## What the task asks:
Only an exact repetition of the entries counts as an answer.

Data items
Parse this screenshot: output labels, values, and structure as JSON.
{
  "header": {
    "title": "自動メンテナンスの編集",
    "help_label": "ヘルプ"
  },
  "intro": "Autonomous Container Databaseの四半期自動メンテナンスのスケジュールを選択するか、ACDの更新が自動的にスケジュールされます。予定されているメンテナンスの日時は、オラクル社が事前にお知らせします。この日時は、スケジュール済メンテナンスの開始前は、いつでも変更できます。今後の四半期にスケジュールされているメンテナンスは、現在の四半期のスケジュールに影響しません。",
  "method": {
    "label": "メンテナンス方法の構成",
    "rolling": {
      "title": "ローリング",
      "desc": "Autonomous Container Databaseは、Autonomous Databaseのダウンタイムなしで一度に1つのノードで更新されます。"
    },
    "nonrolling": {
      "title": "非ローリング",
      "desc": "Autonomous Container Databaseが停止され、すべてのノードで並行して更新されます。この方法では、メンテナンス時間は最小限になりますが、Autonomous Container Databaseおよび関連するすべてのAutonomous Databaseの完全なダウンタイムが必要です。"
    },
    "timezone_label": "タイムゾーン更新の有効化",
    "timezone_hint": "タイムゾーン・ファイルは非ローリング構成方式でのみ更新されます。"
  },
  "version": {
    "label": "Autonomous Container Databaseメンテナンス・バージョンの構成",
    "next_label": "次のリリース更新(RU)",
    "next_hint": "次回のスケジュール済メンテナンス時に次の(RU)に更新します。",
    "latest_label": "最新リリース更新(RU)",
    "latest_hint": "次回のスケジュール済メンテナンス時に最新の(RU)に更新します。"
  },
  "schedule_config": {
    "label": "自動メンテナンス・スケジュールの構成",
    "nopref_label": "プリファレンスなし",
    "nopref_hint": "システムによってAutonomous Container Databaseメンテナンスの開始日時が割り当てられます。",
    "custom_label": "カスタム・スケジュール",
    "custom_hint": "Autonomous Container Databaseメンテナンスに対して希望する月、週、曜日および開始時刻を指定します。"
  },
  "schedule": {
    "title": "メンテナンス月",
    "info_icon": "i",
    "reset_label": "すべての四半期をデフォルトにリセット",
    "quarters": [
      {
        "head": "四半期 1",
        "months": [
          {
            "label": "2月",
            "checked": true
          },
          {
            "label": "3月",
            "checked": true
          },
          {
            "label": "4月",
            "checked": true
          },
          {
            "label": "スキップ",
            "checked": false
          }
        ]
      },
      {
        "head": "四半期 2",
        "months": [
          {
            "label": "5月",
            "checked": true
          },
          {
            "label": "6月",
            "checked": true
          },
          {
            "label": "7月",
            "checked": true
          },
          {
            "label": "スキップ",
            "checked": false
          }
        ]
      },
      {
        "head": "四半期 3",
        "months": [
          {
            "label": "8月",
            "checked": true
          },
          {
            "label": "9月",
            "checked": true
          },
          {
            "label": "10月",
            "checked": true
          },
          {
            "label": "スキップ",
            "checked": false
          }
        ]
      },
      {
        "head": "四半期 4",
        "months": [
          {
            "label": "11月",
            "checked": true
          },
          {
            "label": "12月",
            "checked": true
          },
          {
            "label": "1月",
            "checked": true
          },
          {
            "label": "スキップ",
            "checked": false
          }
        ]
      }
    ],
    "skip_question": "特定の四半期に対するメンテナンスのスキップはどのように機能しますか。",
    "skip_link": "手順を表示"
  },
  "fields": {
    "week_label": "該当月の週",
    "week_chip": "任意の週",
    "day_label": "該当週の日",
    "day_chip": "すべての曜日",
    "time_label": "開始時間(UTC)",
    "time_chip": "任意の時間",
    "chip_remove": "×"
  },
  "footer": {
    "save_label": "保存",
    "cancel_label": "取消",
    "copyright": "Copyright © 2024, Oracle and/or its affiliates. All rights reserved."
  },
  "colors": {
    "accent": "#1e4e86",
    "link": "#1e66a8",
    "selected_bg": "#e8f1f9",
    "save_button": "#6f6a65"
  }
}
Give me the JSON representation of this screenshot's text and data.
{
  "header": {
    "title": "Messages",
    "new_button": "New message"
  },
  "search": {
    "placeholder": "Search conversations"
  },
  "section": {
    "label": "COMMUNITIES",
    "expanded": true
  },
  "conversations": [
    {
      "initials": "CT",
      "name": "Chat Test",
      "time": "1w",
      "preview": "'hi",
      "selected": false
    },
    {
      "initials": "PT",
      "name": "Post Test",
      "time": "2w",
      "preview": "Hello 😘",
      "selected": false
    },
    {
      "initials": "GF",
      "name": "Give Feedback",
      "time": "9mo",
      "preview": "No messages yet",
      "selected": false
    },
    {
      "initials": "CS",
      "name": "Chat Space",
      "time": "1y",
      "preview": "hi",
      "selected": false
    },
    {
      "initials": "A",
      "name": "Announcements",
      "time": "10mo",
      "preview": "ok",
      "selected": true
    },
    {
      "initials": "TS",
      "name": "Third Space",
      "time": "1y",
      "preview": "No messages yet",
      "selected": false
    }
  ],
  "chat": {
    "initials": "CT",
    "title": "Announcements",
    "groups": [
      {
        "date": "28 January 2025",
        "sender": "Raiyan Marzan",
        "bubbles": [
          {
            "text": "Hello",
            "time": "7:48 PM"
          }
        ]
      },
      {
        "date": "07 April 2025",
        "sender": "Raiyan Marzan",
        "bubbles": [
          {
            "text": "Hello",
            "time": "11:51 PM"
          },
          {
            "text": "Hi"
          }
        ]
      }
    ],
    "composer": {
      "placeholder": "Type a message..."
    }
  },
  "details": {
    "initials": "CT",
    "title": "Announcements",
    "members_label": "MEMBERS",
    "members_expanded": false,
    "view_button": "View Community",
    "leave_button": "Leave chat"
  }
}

## Answer for the task:
Parse this screenshot: output labels, values, and structure as JSON.
{
  "header": {
    "title": "自動メンテナンスの編集",
    "help_label": "ヘルプ"
  },
  "intro": "Autonomous Container Databaseの四半期自動メンテナンスのスケジュールを選択するか、ACDの更新が自動的にスケジュールされます。予定されているメンテナンスの日時は、オラクル社が事前にお知らせします。この日時は、スケジュール済メンテナンスの開始前は、いつでも変更できます。今後の四半期にスケジュールされているメンテナンスは、現在の四半期のスケジュールに影響しません。",
  "method": {
    "label": "メンテナンス方法の構成",
    "rolling": {
      "title": "ローリング",
      "desc": "Autonomous Container Databaseは、Autonomous Databaseのダウンタイムなしで一度に1つのノードで更新されます。"
    },
    "nonrolling": {
      "title": "非ローリング",
      "desc": "Autonomous Container Databaseが停止され、すべてのノードで並行して更新されます。この方法では、メンテナンス時間は最小限になりますが、Autonomous Container Databaseおよび関連するすべてのAutonomous Databaseの完全なダウンタイムが必要です。"
    },
    "timezone_label": "タイムゾーン更新の有効化",
    "timezone_hint": "タイムゾーン・ファイルは非ローリング構成方式でのみ更新されます。"
  },
  "version": {
    "label": "Autonomous Container Databaseメンテナンス・バージョンの構成",
    "next_label": "次のリリース更新(RU)",
    "next_hint": "次回のスケジュール済メンテナンス時に次の(RU)に更新します。",
    "latest_label": "最新リリース更新(RU)",
    "latest_hint": "次回のスケジュール済メンテナンス時に最新の(RU)に更新します。"
  },
  "schedule_config": {
    "label": "自動メンテナンス・スケジュールの構成",
    "nopref_label": "プリファレンスなし",
    "nopref_hint": "システムによってAutonomous Container Databaseメンテナンスの開始日時が割り当てられます。",
    "custom_label": "カスタム・スケジュール",
    "custom_hint": "Autonomous Container Databaseメンテナンスに対して希望する月、週、曜日および開始時刻を指定します。"
  },
  "schedule": {
    "title": "メンテナンス月",
    "info_icon": "i",
    "reset_label": "すべての四半期をデフォルトにリセット",
    "quarters": [
      {
        "head": "四半期 1",
        "months": [
          {
            "label": "2月",
            "checked": true
          },
          {
            "label": "3月",
            "checked": true
          },
          {
            "label": "4月",
            "checked": true
          },
          {
            "label": "スキップ",
            "checked": false
          }
        ]
      },
      {
        "head": "四半期 2",
        "months": [
          {
            "label": "5月",
            "checked": true
          },
          {
            "label": "6月",
            "checked": true
          },
          {
            "label": "7月",
            "checked": true
          },
          {
            "label": "スキップ",
            "checked": false
          }
        ]
      },
      {
        "head": "四半期 3",
        "months": [
          {
            "label": "8月",
            "checked": true
          },
          {
            "label": "9月",
            "checked": true
          },
          {
            "label": "10月",
            "checked": true
          },
          {
            "label": "スキップ",
            "checked": false
          }
        ]
      },
      {
        "head": "四半期 4",
        "months": [
          {
            "label": "11月",
            "checked": true
          },
          {
            "label": "12月",
            "checked": true
          },
          {
            "label": "1月",
            "checked": true
          },
          {
            "label": "スキップ",
            "checked": false
          }
        ]
      }
    ],
    "skip_question": "特定の四半期に対するメンテナンスのスキップはどのように機能しますか。",
    "skip_link": "手順を表示"
  },
  "fields": {
    "week_label": "該当月の週",
    "week_chip": "任意の週",
    "day_label": "該当週の日",
    "day_chip": "すべての曜日",
    "time_label": "開始時間(UTC)",
    "time_chip": "任意の時間",
    "chip_remove": "×"
  },
  "footer": {
    "save_label": "保存",
    "cancel_label": "取消",
    "copyright": "Copyright © 2024, Oracle and/or its affiliates. All rights reserved."
  },
  "colors": {
    "accent": "#1e4e86",
    "link": "#1e66a8",
    "selected_bg": "#e8f1f9",
    "save_button": "#6f6a65"
  }
}
Give me the JSON representation of this screenshot's text and data.
{
  "header": {
    "title": "Messages",
    "new_button": "New message"
  },
  "search": {
    "placeholder": "Search conversations"
  },
  "section": {
    "label": "COMMUNITIES",
    "expanded": true
  },
  "conversations": [
    {
      "initials": "CT",
      "name": "Chat Test",
      "time": "1w",
      "preview": "'hi",
      "selected": false
    },
    {
      "initials": "PT",
      "name": "Post Test",
      "time": "2w",
      "preview": "Hello 😘",
      "selected": false
    },
    {
      "initials": "GF",
      "name": "Give Feedback",
      "time": "9mo",
      "preview": "No messages yet",
      "selected": false
    },
    {
      "initials": "CS",
      "name": "Chat Space",
      "time": "1y",
      "preview": "hi",
      "selected": false
    },
    {
      "initials": "A",
      "name": "Announcements",
      "time": "10mo",
      "preview": "ok",
      "selected": true
    },
    {
      "initials": "TS",
      "name": "Third Space",
      "time": "1y",
      "preview": "No messages yet",
      "selected": false
    }
  ],
  "chat": {
    "initials": "CT",
    "title": "Announcements",
    "groups": [
      {
        "date": "28 January 2025",
        "sender": "Raiyan Marzan",
        "bubbles": [
          {
            "text": "Hello",
            "time": "7:48 PM"
          }
        ]
      },
      {
        "date": "07 April 2025",
        "sender": "Raiyan Marzan",
        "bubbles": [
          {
            "text": "Hello",
            "time": "11:51 PM"
          },
          {
            "text": "Hi"
          }
        ]
      }
    ],
    "composer": {
      "placeholder": "Type a message..."
    }
  },
  "details": {
    "initials": "CT",
    "title": "Announcements",
    "members_label": "MEMBERS",
    "members_expanded": false,
    "view_button": "View Community",
    "leave_button": "Leave chat"
  }
}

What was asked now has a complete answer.